Puppetry of the Penis
nytheatre.com review by David Ian Lee
August 5, 2009
In Puppetry of the Penis, two nude men manipulate their penises like puppets in the creation of a series of theatrical "installations." If this sounds to you like a good time, the return of Simon Morley & David Friend's original "dick trick" revue to New York will be cause to celebrate; if the thought of two naked guys, their tackle just outside of arm's reach, bending and twisting their genitals into representations of George Bush, sea mollusks, and servings of Kentucky Fried Chicken does not appeal to you, the good folks at Puppetry of the Penis would be the first to suggest a matinee of Billy Elliot.
There is no other preparatory barometer for this show: You're in for exactly what you think you're in for, only much more of it than would be fair (and fun) to reveal here. Performers Christopher J. Cannon (the shorter one, who uses his program bio to thank his parents for not cutting off his foreskin) and Rich Binning (tall, circumcised) first appear on stage wearing athletic shoes and superhero capes. Within moments, the capes are tossed off, and the two accomplished college-educated theatre professionals spend the next 45 minutes immodestly transfiguring their bathing suit areas.
In fairness, Cannon and Binning rarely utilize their penises in any fashion that traditionalists would recognize as puppetry (though a certain diminutive Jedi Master does make a cameo appearance, sure to be revisited by many a male audience member in the privacy of their showers and bedrooms). Rather, the feats of testicular fortitude on display have their antecedents in the variety show acts of—say—Rich Little: These are impressions and personifications, ranging from celebrities to global landmarks to an astonishing number of food products. Some of the displays of genital origami do bare a striking resemblance to their varied nomenclatures ("The Loch Ness Monster" must be seen to be believed), but most are liberal at best. Additionally, much of the dialogue in the unencumbered-by-a-story-arc book is just plain bad; the guys' banter seems designed for punctuation by rimshot.

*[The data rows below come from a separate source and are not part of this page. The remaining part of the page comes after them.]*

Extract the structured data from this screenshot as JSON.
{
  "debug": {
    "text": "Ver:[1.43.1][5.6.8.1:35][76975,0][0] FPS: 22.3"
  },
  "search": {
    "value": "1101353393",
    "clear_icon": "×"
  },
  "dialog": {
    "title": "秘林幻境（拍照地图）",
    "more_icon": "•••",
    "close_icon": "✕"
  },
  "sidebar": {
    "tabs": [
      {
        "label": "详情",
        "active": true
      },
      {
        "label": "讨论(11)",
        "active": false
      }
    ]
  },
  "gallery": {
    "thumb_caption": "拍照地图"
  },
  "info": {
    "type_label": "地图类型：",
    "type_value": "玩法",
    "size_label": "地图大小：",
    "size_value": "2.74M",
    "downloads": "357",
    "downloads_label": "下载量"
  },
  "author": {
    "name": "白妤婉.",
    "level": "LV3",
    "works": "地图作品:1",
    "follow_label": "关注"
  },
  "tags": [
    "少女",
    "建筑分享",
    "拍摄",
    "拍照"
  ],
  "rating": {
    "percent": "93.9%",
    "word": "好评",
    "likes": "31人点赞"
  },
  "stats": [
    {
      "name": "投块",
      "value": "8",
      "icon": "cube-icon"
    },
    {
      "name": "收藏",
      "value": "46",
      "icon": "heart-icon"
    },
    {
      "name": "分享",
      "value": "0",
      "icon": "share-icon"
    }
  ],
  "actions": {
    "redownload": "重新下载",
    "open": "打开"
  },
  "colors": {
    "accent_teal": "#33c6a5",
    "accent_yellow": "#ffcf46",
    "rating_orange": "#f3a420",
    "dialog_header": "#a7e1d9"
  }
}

However, these criticisms miss the mark Puppetry of the Penis ably hits: The fun to be had is in experiencing the sheer audacity of an evening of theatre called Puppetry of the Penis, and Cannon and Binning are nothing if not audacious! They leap off the stage, they interact with folks in the spitting seats, and they at times actually encourage audience members to snap pictures with their cell phones (you don't get that at Equus). They are good-natured and bold, to be sure, and seem to be having a lot of fun.
Puppetry of the Penis is paired with a warm-up act: one of three female "Guest Comedians" who work the house for the first 30 minutes of the evening. On the night I attended the show, Rachel Feinstein opened the night with a set laced with observations on racial differences and sexual mores. Feinstein's natural beauty and easy charm play to her advantage; her persona reminds one of Sarah Silverman's kewpie doll routine, only more whorish and with a drinking problem. Feinstein remains fully clothed, yet her bawdy antics and sly humor pair well with her male collaborators' "genital gesticulations."
It goes without saying that Puppetry of the Penis is explicit, graphic, and not for the faint-of-heart. It is impossible to not watch Puppetry of the Penis slack-jawed, for it is also hilarious, shocking, revolutionary, and a whole lot of other celebratory adjectives already used to laud the show a thousand times over. Best enjoyed with a couple of drinks, Puppetry of the Penis is funny, funny stuff.